Dataset items:
—————

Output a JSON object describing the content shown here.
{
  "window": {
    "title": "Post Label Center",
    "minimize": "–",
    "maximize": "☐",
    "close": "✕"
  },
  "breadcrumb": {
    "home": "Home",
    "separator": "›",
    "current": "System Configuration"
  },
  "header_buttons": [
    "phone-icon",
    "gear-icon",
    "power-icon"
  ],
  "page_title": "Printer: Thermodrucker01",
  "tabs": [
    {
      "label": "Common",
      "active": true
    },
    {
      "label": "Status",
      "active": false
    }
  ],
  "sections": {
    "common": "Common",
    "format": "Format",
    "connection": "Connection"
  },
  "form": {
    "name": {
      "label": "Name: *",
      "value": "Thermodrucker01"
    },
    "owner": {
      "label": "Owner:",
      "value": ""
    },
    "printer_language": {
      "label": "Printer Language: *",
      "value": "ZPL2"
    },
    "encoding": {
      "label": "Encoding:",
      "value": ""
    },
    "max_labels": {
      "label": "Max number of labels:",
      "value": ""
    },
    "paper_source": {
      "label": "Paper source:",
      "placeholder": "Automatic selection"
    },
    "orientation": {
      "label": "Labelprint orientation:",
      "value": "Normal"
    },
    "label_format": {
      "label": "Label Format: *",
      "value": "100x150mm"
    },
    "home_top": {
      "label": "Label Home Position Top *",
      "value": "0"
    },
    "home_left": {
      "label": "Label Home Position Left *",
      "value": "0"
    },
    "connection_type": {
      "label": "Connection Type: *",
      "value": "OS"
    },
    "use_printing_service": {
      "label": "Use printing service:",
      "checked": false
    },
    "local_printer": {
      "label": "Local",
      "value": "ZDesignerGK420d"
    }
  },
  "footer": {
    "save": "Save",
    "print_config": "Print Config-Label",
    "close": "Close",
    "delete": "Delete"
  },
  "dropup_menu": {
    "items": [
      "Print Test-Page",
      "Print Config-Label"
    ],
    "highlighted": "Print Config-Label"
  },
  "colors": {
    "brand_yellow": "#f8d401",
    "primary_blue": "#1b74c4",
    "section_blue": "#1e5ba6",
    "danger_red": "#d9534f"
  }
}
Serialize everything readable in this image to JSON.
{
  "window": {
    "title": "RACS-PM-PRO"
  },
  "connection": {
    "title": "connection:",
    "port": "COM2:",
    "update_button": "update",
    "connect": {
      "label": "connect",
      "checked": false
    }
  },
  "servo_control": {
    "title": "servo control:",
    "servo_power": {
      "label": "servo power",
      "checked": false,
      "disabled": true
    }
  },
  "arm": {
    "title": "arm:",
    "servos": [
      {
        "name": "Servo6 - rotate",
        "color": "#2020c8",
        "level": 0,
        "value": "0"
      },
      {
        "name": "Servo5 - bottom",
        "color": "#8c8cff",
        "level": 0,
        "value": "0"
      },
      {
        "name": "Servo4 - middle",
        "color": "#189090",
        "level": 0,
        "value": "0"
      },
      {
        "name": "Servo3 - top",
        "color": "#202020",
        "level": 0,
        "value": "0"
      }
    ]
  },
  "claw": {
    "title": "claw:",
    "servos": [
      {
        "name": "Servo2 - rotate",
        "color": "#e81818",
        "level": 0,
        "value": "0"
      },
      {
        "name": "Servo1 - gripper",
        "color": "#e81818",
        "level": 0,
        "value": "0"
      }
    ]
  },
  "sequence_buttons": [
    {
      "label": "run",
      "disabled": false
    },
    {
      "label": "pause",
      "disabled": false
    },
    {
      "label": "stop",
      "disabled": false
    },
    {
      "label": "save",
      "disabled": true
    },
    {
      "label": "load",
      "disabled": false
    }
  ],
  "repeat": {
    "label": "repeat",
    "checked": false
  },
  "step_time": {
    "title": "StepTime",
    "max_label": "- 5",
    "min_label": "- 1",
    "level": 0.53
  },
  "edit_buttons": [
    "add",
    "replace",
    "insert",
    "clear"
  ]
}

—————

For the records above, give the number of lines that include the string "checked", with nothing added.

4